Would you count how many lines of the material below hold the string "Quốc"? Give only the number.

[PROVIDED INFORMATION — start]

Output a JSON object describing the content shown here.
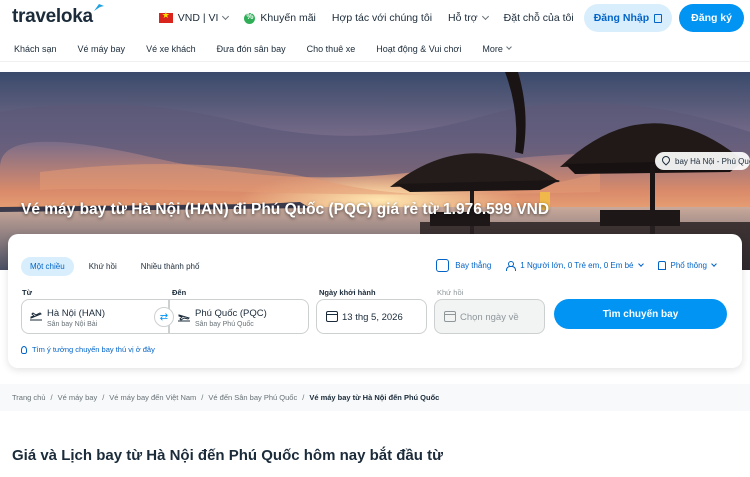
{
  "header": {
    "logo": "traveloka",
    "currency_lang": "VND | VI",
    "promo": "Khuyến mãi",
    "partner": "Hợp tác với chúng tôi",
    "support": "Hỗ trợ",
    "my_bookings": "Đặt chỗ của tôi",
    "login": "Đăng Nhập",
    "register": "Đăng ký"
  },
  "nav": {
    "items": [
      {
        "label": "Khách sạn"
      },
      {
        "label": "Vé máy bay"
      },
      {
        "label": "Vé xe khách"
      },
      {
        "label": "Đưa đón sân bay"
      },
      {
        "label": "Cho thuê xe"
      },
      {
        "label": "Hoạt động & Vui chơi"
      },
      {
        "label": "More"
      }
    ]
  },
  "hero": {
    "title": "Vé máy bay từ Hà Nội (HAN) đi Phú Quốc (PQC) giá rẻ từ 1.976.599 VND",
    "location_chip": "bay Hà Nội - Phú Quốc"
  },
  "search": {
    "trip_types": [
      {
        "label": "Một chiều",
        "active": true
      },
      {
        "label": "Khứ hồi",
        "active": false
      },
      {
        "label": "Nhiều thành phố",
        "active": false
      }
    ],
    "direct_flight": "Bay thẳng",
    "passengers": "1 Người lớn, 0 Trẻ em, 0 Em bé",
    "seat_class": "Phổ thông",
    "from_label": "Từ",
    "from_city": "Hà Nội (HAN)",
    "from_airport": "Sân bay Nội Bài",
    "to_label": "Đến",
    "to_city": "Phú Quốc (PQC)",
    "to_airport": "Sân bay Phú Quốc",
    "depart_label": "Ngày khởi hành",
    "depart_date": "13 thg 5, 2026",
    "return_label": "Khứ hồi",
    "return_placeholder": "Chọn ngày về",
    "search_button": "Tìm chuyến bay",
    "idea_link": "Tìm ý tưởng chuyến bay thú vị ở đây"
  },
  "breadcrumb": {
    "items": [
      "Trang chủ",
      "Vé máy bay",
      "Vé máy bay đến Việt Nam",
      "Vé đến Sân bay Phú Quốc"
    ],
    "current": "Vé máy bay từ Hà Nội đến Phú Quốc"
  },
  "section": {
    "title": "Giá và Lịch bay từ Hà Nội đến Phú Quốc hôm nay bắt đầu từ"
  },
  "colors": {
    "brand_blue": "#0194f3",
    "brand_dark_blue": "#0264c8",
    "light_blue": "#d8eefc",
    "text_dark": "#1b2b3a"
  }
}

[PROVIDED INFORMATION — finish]
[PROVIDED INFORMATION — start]

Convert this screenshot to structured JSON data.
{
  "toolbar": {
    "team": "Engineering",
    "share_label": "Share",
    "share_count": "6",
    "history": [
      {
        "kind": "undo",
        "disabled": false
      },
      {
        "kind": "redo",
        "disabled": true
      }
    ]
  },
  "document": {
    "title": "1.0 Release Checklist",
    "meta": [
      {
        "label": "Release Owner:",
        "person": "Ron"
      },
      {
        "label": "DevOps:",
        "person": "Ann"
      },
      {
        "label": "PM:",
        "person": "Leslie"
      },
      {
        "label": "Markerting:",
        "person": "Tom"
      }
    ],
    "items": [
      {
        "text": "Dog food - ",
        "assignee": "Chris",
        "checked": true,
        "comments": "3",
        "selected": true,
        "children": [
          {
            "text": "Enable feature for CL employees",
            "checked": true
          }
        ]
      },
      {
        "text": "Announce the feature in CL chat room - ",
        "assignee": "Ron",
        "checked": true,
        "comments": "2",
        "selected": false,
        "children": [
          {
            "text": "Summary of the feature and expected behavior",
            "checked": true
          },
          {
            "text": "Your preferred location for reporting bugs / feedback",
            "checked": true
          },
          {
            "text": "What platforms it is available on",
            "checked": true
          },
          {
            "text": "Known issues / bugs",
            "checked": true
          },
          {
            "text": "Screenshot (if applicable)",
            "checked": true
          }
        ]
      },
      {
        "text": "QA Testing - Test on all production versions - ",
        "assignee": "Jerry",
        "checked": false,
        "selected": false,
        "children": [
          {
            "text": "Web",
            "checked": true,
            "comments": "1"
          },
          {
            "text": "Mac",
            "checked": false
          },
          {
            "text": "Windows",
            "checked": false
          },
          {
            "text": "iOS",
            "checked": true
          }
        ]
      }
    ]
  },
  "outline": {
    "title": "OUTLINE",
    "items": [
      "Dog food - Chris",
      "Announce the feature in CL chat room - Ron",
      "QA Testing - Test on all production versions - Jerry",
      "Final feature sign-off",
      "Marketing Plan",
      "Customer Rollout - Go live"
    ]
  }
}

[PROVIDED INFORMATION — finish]

### ANSWER TO THIS EXERCISE
7